↓↓↓

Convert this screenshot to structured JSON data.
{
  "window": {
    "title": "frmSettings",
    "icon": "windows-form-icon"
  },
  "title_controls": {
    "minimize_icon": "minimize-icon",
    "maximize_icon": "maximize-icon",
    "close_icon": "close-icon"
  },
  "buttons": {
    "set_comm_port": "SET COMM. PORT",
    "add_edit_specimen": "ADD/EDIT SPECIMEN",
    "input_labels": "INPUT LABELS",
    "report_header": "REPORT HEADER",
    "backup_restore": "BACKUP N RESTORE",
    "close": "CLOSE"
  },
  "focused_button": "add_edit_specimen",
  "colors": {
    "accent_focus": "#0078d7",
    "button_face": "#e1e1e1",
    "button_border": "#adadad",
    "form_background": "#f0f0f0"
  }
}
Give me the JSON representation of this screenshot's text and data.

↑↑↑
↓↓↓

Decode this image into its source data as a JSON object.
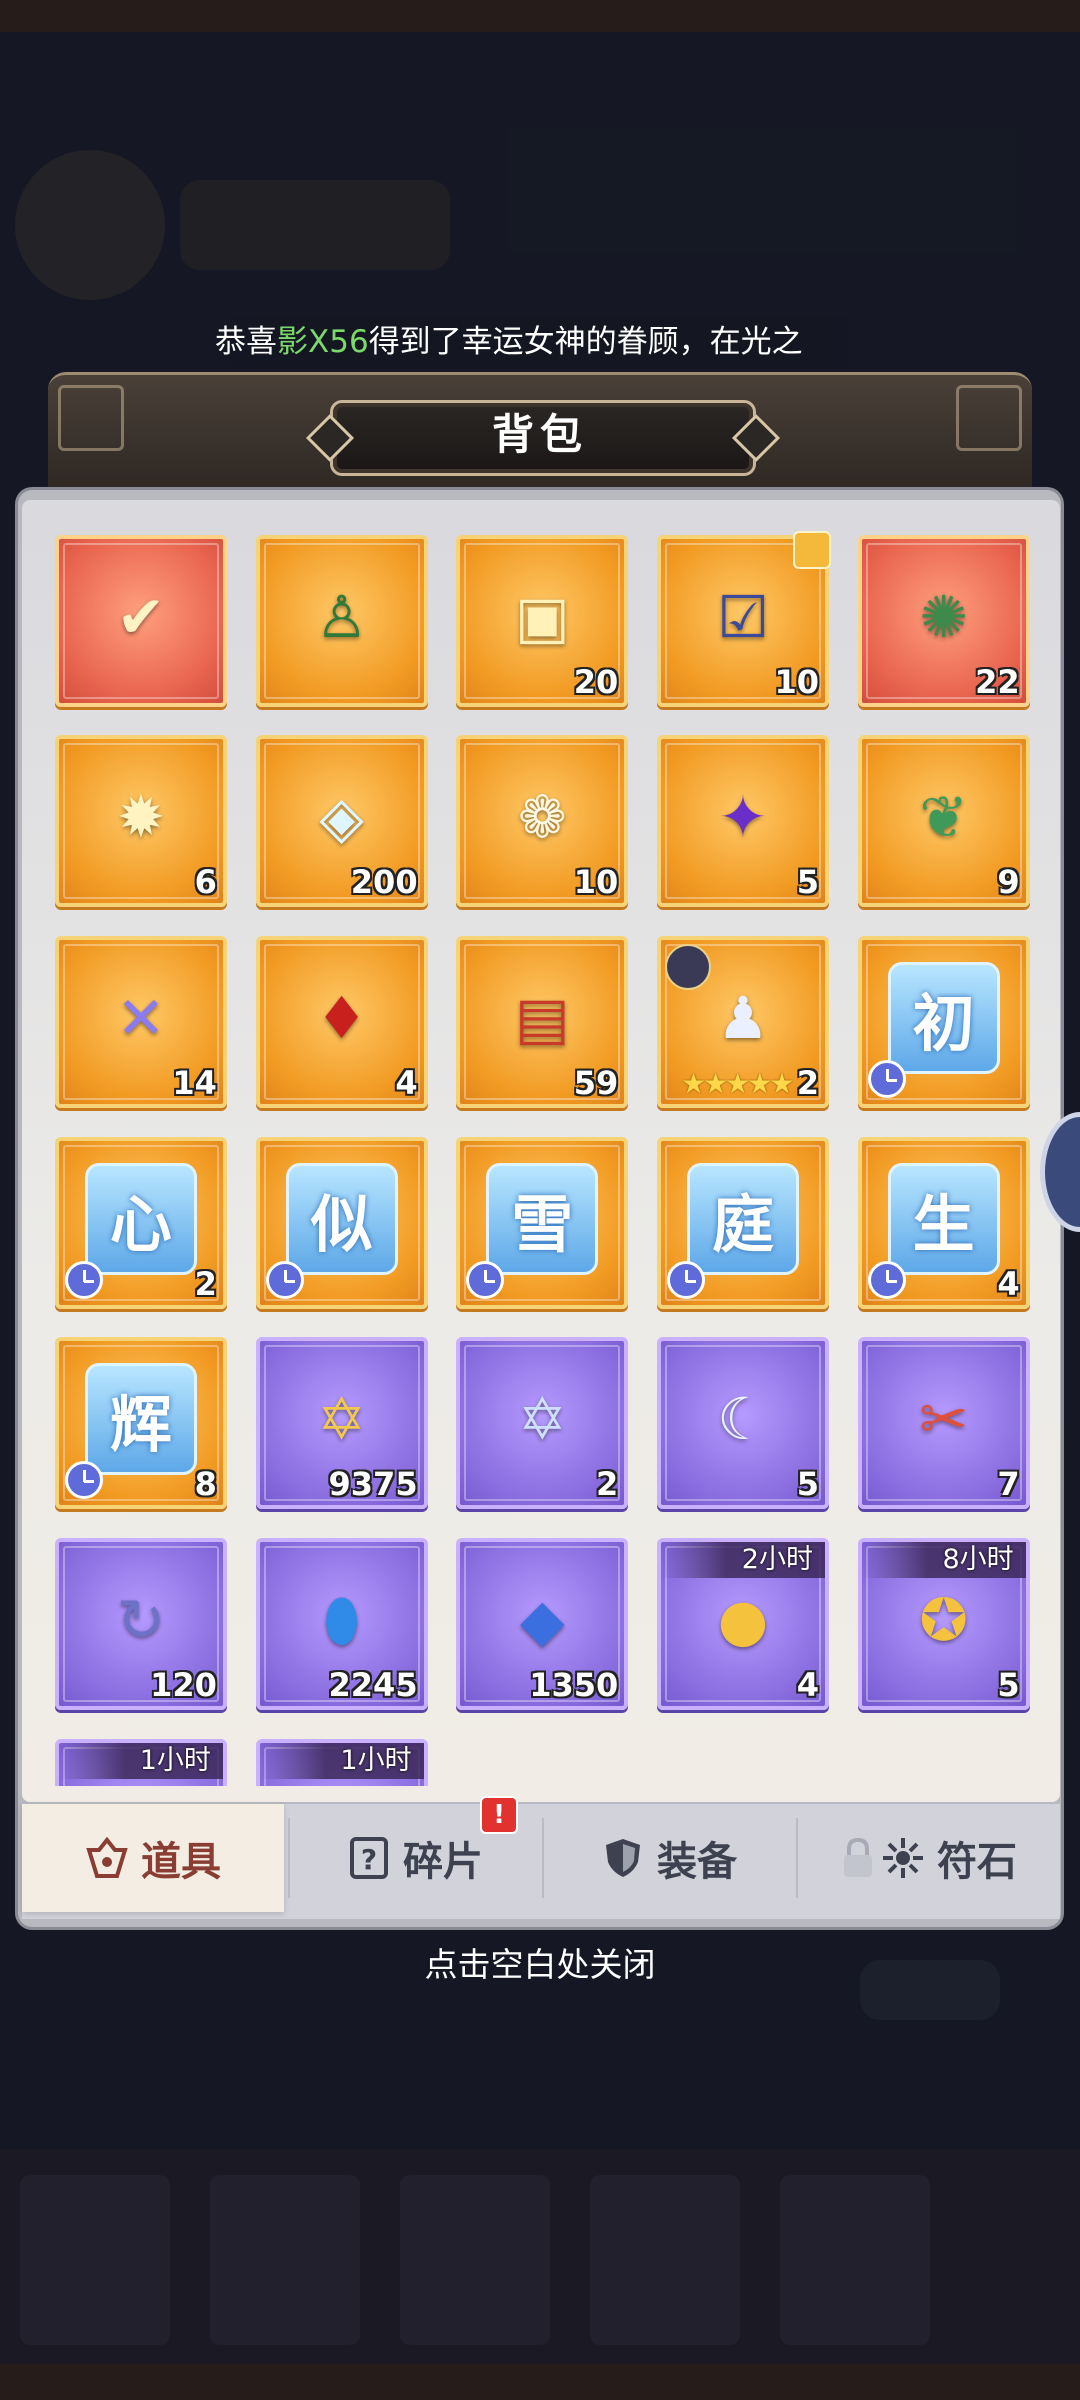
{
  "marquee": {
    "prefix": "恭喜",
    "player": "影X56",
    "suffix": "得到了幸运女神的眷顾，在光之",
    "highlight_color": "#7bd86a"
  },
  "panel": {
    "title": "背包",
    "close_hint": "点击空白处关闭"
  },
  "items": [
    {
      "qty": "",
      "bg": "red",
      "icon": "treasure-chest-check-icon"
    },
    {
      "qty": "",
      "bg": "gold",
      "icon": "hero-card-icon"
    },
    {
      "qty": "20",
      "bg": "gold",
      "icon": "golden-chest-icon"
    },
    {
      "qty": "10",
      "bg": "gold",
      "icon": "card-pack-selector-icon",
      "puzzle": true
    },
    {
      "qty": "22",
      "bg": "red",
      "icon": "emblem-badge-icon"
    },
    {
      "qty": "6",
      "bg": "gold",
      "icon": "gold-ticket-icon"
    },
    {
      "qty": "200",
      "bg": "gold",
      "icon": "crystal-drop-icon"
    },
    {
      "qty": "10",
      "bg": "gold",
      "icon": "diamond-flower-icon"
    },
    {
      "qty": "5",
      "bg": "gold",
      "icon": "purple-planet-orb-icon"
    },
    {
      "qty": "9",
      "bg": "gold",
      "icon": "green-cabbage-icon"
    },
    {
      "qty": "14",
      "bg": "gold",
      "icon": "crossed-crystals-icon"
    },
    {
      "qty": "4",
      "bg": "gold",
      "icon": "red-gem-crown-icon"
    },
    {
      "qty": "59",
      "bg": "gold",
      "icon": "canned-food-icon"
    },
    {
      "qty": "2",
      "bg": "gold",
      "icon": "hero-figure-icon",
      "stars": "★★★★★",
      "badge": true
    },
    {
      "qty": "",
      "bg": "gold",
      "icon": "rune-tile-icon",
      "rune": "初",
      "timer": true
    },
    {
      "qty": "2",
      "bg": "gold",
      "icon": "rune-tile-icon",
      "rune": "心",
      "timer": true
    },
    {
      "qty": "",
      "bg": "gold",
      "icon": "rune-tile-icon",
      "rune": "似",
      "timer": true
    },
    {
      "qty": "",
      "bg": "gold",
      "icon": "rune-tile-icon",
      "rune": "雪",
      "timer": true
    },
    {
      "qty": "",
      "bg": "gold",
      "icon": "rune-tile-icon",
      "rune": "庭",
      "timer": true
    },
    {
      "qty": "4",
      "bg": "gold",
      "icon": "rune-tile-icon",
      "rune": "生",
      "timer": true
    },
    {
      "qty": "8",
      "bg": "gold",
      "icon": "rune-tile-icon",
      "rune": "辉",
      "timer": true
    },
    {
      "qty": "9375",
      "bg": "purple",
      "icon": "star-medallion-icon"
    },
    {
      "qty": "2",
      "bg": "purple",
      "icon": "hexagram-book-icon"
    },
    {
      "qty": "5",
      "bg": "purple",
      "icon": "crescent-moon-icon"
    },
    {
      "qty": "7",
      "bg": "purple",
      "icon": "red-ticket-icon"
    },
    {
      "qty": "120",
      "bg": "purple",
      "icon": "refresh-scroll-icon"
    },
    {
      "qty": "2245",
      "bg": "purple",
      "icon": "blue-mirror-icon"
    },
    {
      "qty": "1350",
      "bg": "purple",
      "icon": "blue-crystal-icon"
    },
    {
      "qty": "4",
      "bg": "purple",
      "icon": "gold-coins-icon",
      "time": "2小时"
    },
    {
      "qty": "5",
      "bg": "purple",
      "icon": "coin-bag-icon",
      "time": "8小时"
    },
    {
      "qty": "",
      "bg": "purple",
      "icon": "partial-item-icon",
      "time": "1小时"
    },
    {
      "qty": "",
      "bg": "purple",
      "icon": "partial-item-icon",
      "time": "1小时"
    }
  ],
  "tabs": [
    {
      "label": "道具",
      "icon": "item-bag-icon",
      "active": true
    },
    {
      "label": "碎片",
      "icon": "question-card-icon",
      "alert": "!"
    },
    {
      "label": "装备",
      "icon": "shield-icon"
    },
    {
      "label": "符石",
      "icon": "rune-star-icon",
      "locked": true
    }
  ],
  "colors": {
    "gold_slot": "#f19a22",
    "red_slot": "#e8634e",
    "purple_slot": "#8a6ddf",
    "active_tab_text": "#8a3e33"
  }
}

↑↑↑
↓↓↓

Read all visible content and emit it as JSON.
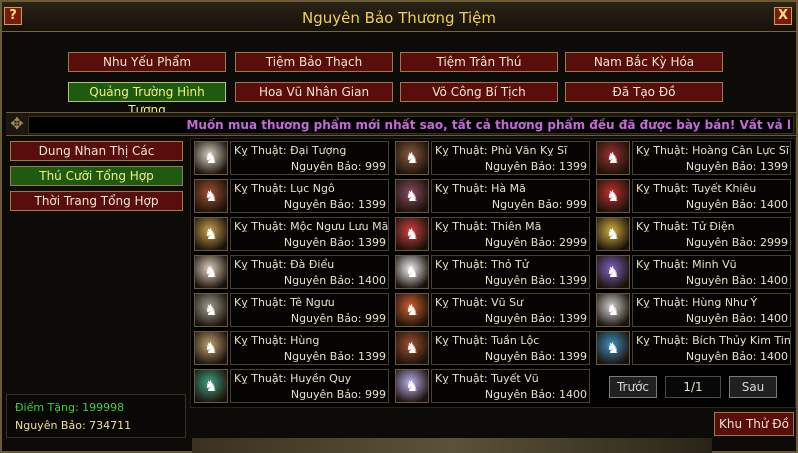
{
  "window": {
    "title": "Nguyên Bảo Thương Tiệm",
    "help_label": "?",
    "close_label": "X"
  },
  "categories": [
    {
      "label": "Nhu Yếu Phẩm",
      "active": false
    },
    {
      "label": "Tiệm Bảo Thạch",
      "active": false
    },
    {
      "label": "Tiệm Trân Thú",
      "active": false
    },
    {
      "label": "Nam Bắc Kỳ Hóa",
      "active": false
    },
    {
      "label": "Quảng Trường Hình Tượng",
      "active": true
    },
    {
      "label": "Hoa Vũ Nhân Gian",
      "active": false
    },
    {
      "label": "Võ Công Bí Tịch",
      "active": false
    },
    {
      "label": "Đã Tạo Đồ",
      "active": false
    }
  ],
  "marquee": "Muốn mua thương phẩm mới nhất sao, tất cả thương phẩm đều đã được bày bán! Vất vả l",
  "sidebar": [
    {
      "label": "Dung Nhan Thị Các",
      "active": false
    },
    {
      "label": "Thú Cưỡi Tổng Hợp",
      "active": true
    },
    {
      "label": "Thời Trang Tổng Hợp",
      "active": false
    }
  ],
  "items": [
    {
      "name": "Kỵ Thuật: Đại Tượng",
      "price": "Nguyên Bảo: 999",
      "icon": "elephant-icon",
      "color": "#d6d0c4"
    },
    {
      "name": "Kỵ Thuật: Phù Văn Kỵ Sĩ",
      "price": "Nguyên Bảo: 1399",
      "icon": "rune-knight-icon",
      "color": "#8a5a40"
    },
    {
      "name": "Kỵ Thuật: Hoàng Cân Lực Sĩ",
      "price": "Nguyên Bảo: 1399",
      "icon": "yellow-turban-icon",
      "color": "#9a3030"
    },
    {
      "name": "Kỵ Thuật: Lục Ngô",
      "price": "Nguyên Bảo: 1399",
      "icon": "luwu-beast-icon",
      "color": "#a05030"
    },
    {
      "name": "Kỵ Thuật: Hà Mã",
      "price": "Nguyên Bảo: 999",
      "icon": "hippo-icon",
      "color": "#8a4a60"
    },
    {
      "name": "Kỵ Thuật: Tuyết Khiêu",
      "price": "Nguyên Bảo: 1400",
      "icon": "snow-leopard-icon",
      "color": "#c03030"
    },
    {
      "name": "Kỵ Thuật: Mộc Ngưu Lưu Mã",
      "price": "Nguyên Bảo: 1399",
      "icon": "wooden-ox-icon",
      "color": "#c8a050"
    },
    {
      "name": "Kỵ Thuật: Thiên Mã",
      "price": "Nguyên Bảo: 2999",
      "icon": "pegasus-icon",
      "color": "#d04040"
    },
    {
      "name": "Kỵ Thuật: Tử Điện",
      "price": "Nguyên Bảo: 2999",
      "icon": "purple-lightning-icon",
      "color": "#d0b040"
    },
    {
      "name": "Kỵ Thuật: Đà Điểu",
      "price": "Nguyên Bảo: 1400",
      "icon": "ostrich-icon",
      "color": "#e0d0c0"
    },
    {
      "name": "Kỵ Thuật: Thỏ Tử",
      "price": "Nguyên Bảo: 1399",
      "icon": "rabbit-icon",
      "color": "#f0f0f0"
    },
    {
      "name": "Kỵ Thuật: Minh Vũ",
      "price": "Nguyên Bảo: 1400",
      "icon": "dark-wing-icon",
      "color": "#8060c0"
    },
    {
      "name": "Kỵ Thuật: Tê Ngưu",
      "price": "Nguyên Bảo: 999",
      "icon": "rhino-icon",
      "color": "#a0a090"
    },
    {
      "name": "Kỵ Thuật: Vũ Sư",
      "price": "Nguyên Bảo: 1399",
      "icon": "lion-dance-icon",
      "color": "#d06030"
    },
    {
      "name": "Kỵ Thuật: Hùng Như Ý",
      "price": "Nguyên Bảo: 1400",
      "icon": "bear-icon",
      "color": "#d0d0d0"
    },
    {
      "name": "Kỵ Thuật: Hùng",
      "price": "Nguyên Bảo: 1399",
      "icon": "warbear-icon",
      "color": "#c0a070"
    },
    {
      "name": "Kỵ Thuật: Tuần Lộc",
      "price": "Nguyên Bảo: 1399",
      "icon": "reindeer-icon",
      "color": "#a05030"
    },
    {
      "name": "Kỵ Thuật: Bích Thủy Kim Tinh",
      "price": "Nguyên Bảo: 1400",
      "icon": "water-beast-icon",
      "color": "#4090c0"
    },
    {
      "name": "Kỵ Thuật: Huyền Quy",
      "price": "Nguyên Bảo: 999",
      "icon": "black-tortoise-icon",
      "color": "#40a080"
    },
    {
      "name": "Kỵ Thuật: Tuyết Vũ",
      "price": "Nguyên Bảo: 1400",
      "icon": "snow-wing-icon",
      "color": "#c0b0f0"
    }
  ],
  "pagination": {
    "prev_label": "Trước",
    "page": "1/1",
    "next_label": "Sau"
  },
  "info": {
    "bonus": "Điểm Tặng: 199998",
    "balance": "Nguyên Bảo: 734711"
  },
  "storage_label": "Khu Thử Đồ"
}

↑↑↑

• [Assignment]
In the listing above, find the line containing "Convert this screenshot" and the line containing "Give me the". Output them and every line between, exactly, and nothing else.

• [Written answer]
Convert this screenshot to structured JSON data.
{
  "window": {
    "title": "frmSettings",
    "icon": "windows-form-icon"
  },
  "title_controls": {
    "minimize_icon": "minimize-icon",
    "maximize_icon": "maximize-icon",
    "close_icon": "close-icon"
  },
  "buttons": {
    "set_comm_port": "SET COMM. PORT",
    "add_edit_specimen": "ADD/EDIT SPECIMEN",
    "input_labels": "INPUT LABELS",
    "report_header": "REPORT HEADER",
    "backup_restore": "BACKUP N RESTORE",
    "close": "CLOSE"
  },
  "focused_button": "add_edit_specimen",
  "colors": {
    "accent_focus": "#0078d7",
    "button_face": "#e1e1e1",
    "button_border": "#adadad",
    "form_background": "#f0f0f0"
  }
}
Give me the JSON representation of this screenshot's text and data.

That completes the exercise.